 If the Objector was in possession, or if some other person was in possession on account of the Objector, then the property should be released from attachment (see Haria and Co. v. Buganda Industries Ltd.  EA 318; Joseph Mulenga v. FIBA (U) Ltd, H. C. Miscellaneous Application No. 308 of 1996; and Betty Namugenyi v. Daisen Co Ltd and another and Forward International Co Ltd (Objector) H.C Miscellaneous Application No. 522 of 2005).
A determination of possession not ownership.
 It is apparent from the facts of this case that the ownership of this property is contested. The respondents claim that the sale was fraudulent. In determining whether or not a transfer in these circumstances was fraudulent consideration may be given, among other factors, to whether: (i) the transfer was to an insider; (ii) the debtor retained possession or control of the property transferred after the transfer; (iii) the transfer was disclosed or concealed; (iv) before the transfer was made, the debtor had been sued or threatened with a suit; (v) the transfer was of substantially all the debtor's assets or essential assets of the business; (vi) the debtor absconded; (vii) the debtor removed or concealed other assets; (viii) the value of the consideration received by the debtor was reasonably equivalent to the value of the asset transferred; (ix) the debtor was insolvent or became insolvent shortly after the transfer was made; (x) the transfer occurred shortly before or shortly after a warrant of attachment was issued; and (xi) the debtor transferred the essential assets of the business to a lien who transferred the assets to an insider of the debtor. A typical fraudulent transfer involves a judgment debtor that transfers personal or business property into the name of his or her spouse, parent, child or other family member. There should be evidence of apparent lack of arms length dealing.
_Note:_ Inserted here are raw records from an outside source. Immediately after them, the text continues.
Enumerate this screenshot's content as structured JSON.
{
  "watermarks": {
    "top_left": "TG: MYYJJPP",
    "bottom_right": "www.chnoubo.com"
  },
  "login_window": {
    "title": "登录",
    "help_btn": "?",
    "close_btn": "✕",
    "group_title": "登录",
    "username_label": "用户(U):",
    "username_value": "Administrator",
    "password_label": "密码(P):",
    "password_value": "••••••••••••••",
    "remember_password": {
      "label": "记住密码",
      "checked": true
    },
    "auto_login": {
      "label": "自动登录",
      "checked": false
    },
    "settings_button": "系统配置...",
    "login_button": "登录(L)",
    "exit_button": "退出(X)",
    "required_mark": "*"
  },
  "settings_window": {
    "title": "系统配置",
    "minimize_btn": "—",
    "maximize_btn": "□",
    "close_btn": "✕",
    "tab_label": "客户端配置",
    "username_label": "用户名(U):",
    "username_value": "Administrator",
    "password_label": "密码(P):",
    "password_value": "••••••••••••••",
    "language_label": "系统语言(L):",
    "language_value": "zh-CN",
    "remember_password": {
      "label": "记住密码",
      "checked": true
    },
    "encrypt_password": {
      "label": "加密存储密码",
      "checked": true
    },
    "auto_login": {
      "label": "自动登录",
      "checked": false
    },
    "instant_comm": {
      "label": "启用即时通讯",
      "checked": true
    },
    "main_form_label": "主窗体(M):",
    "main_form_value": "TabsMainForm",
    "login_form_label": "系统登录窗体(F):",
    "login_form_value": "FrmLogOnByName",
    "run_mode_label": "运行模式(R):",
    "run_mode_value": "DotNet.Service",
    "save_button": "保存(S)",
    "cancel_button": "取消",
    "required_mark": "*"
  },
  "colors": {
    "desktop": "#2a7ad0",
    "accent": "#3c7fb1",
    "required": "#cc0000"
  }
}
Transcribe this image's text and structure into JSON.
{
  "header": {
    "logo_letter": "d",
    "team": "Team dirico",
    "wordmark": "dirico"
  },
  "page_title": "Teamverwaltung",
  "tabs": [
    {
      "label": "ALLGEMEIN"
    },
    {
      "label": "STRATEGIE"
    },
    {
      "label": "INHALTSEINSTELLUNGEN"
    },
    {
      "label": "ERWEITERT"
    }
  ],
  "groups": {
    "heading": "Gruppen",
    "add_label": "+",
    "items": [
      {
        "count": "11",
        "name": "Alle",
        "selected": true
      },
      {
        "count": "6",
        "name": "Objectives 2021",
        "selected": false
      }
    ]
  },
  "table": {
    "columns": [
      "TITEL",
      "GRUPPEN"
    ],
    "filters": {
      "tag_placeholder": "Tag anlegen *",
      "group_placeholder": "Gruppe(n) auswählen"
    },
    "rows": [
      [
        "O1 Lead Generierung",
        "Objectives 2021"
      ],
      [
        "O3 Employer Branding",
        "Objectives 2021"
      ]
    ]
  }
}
 Although the sale a week before the attachment is suspicious, there is no evidence before me to show that the applicants had any knowledge of the decree passed against the seller at the time of the transaction. There is nothing to show that this was not an arm's length transaction. Moreover, a decision in an objector application is not a decision as to title to the property in dispute or a declaration as to the rightful owner thereof.
 Where an objector application is preferred, the party against whom an order is made may institute a suit to establish the right which he claims to the property in dispute (see Order 22 rule 60 of The Civil Procedure Rules). Objector proceedings are all about possession while questions of tile will be settled in a separate suit by the judgment creditor against the successful objector. At the end of the objector proceedings, the party interested in proving title must sue in order to determine the issue of title to the property as the order made under the rule is only provisional (see Uganda Mineral Waters Ltd v. Amin Pirain and another [1994-5] HCB 87).
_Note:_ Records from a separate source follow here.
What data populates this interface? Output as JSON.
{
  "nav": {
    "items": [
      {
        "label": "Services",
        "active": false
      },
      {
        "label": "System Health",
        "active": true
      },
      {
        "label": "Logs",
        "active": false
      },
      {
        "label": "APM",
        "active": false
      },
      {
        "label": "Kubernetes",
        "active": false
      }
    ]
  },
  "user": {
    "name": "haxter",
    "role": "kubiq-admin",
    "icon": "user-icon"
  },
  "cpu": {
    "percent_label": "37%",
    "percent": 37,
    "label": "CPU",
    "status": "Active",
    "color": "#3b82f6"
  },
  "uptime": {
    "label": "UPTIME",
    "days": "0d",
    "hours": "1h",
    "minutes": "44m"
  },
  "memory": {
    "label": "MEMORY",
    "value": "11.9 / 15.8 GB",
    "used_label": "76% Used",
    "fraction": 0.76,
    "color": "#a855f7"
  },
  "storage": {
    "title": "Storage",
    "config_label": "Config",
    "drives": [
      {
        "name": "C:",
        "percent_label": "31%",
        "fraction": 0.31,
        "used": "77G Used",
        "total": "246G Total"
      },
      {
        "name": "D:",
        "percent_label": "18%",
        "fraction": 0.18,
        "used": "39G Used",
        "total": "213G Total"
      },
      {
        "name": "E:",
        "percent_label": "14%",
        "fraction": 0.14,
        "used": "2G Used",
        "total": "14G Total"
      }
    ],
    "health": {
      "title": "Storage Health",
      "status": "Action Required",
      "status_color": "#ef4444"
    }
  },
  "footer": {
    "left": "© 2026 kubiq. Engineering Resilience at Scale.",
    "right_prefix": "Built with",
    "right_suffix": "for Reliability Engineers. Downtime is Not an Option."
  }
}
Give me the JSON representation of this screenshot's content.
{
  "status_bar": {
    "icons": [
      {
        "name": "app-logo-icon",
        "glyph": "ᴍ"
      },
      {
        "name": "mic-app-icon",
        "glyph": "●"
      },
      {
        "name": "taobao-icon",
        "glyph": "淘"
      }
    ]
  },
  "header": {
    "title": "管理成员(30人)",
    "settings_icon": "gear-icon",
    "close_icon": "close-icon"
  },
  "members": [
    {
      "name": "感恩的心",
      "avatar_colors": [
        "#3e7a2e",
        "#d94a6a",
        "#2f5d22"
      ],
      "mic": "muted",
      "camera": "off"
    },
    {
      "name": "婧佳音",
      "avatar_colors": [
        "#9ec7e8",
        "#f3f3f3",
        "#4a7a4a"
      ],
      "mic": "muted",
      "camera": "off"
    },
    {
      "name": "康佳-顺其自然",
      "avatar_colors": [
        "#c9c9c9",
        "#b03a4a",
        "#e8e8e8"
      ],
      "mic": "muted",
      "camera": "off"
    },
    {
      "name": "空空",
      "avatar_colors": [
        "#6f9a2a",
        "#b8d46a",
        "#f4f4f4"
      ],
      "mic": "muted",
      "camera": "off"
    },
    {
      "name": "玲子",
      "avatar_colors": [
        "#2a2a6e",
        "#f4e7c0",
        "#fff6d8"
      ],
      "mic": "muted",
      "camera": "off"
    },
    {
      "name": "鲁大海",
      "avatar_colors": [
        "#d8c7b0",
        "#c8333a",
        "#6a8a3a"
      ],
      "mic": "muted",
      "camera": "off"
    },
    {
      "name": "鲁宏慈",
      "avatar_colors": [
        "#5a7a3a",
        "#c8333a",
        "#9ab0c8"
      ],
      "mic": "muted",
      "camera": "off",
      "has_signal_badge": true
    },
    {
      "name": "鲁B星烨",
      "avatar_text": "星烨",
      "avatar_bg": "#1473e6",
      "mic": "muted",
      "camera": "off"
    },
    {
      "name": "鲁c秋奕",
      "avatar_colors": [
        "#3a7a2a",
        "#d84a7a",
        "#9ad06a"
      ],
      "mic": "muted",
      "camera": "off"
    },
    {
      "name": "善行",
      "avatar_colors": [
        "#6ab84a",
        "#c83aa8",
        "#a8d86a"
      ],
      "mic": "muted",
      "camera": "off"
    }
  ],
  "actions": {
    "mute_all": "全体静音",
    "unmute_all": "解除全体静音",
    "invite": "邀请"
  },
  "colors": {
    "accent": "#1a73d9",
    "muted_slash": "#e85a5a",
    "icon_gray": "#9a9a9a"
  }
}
 Having evaluated the material before me and carefully considered the submissions of counsel for the applicants, I find that the applicants have proved that at the time of attachment, (a) they had interest in the property attached as purchasers of the truck; (b) the property attached was in their physical possession and control; (c) the applicants were holding possession of the attached property on their own account and not on account of the Judgment debtor; and finally (d) the property was not in possession of the Judgment debtor or some person in trust for him.
 The applicants had actual physical possession and exercised control over the truck in the assumed character of owners and had exercised peaceably the ordinary rights of ownership thereof, without evidence of prior knowledge of the proceedings between the judgment debtor and judgment creditor.
 It is for those reasons that I set aside the order of attachment and sale of the truck, with costs to the applicants. It is ordered that the truck be released from attachment forthwith.
Resident Judge, Gulu
For the applicants : Mr. Doi Patrick.
For the respondent : Mr. Mulongo Peter.